But back to resonators. Well, I sort of lied to you. It is true that quarter wavelength resonators are open at one end and closed at the other end, and half wavelength resonators are either closed at both ends or open at both ends, but that is assuming that the tube has a relatively uniform inner diameter, like that of a behind the ear hearing aid (and a clarinet). The width of my clarinet near my mouth piece is roughly the same as the width near the bottom- let’s forget about the small flare of the clarinet near the bottom- that’s just for ornamentation and is not a real flare… more about that later in Part 4 of this blog in two weeks.
The inner diameter of the oboe, saxophone, and bassoon, all change but change in a uniform manner- they are “conical”. When this happens they function as half wavelength resonators despite being open at one end and closed at the other. If my clarinet were to be made of pliable rubber and if I were to gradually flared out of the bore into a conical form, then it too would start to behave as a half wavelength resonator.
There is one other structure that has properties of a quarter wavelength resonator but also may be more complex than we first thought- our outer ear canals.
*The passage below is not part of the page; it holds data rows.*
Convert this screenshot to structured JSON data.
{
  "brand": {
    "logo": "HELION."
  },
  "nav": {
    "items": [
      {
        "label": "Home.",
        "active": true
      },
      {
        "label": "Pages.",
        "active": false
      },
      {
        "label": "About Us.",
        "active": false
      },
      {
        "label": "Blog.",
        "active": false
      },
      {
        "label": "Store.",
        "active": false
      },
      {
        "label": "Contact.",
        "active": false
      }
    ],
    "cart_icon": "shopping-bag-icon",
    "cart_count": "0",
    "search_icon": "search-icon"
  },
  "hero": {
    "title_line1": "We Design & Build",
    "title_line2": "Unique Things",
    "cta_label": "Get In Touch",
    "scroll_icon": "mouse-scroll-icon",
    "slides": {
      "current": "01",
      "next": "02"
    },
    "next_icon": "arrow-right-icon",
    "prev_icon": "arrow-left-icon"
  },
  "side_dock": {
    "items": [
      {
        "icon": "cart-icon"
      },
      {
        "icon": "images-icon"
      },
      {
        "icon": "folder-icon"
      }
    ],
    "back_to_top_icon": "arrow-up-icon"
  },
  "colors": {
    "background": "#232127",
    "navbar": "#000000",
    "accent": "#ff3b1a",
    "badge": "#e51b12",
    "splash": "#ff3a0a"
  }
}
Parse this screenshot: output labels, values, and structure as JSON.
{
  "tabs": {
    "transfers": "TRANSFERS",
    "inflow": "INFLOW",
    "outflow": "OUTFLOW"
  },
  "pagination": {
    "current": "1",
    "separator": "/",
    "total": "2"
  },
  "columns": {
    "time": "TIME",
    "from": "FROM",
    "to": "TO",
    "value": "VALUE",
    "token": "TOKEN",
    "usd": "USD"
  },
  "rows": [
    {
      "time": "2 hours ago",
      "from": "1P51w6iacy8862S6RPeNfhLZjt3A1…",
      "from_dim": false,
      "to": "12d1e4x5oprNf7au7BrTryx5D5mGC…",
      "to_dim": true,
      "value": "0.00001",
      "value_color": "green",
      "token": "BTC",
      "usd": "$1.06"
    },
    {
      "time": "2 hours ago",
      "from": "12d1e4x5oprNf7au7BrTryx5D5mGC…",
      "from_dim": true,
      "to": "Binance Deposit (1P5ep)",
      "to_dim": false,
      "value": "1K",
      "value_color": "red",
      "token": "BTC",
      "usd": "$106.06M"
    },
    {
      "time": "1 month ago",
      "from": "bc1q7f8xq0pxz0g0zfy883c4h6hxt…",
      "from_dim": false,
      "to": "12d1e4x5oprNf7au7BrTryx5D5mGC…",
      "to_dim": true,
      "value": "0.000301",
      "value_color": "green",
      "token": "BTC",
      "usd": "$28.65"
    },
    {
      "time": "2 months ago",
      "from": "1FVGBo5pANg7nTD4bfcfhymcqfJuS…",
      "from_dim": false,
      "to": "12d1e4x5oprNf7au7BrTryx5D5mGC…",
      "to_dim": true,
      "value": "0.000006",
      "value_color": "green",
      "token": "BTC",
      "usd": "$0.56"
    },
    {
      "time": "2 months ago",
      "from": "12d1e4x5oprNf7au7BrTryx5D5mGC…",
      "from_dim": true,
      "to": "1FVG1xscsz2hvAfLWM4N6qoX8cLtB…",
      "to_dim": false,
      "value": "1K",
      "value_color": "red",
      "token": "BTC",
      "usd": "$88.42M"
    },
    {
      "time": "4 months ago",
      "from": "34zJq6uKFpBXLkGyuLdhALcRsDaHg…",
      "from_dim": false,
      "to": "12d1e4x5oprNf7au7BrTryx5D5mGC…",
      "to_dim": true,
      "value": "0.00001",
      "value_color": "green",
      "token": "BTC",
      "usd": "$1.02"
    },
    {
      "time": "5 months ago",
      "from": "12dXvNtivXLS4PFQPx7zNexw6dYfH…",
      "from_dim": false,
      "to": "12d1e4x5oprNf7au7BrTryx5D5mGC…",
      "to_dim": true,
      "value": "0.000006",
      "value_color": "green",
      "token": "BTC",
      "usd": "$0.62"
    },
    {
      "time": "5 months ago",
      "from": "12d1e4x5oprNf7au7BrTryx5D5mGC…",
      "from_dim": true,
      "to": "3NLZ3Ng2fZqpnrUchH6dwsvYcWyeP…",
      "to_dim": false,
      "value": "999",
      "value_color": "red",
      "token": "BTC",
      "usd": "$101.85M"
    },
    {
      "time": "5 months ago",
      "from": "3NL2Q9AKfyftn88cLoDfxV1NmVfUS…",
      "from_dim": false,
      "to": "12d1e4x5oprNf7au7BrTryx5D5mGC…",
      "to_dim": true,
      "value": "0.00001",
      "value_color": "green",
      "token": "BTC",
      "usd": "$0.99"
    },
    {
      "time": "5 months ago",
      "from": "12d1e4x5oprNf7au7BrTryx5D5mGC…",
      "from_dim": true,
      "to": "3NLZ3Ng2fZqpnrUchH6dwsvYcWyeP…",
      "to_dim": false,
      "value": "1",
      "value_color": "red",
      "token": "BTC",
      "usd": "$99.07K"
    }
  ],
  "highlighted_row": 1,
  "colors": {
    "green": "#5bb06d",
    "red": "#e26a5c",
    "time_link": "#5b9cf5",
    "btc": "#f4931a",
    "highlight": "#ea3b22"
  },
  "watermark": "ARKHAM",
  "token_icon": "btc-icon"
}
Our ear canals are about 3 cm long- actually they are a bit shorter but let’s assume that their length is roughly 3 cm (30 mm) long. Ear canals are “open” at the medial side and “closed” by the tympanic membrane at the lateral side, so they should function as quarter wavelength resonators. Using the quarter wavelength resonator formula from last week’s blog F = (2k-1)v/4L, the lowest resonant frequency (set k = 1) is 34,000/4 x 3 = 2833 Hz and indeed this is not too far off the measured real ear unoccluded resonance (REUR) of 2700 Hz. So far so good. However, the ear canal is conical- larger on the lateral side and narrower on the medial side- kind of like a side-ways oboe. If the outer ear canal was functioning as a half wavelength resonator (like an oboe) then using the formula F = kv/2L, we would get a resonance of 34,000/2 x 3 = 5666 Hz. We do have a resonance in the 5600 Hz region which researchers have attributed to the volume of air in the concha. However, it is quite possible that this resonance is not purely a concha-related resonance, but the ear canal functioning somewhat as a half wavelength oboe-like resonance.
If indeed we were to remove the outer ear from KEMAR or just placed a large wad of gum or putty in KEMAR’s ear, indeed the 5600 Hz “concha-related resonance” would indeed disappear. Now, using a probe tube microphone, try this experiment on yourselves. Don’t surgically remove your pinna, but just place a large wad of putty obscuring the concha bowl- it doesn’t always disappear- it certainly doesn’t with me. I have written an article about this and you can find it here. If I was ever criticized by acoustic researchers, this is one article where I received countless emails, but try it for yourselves- in some people it disappears (supporting the concha related volume resonance) and in others it remains (supporting the half wavelength character).
This is an area where musical acoustics informs human acoustics.
Next week in Part 3 of this blog series, we will dive into the wonderful world of impedance and damping!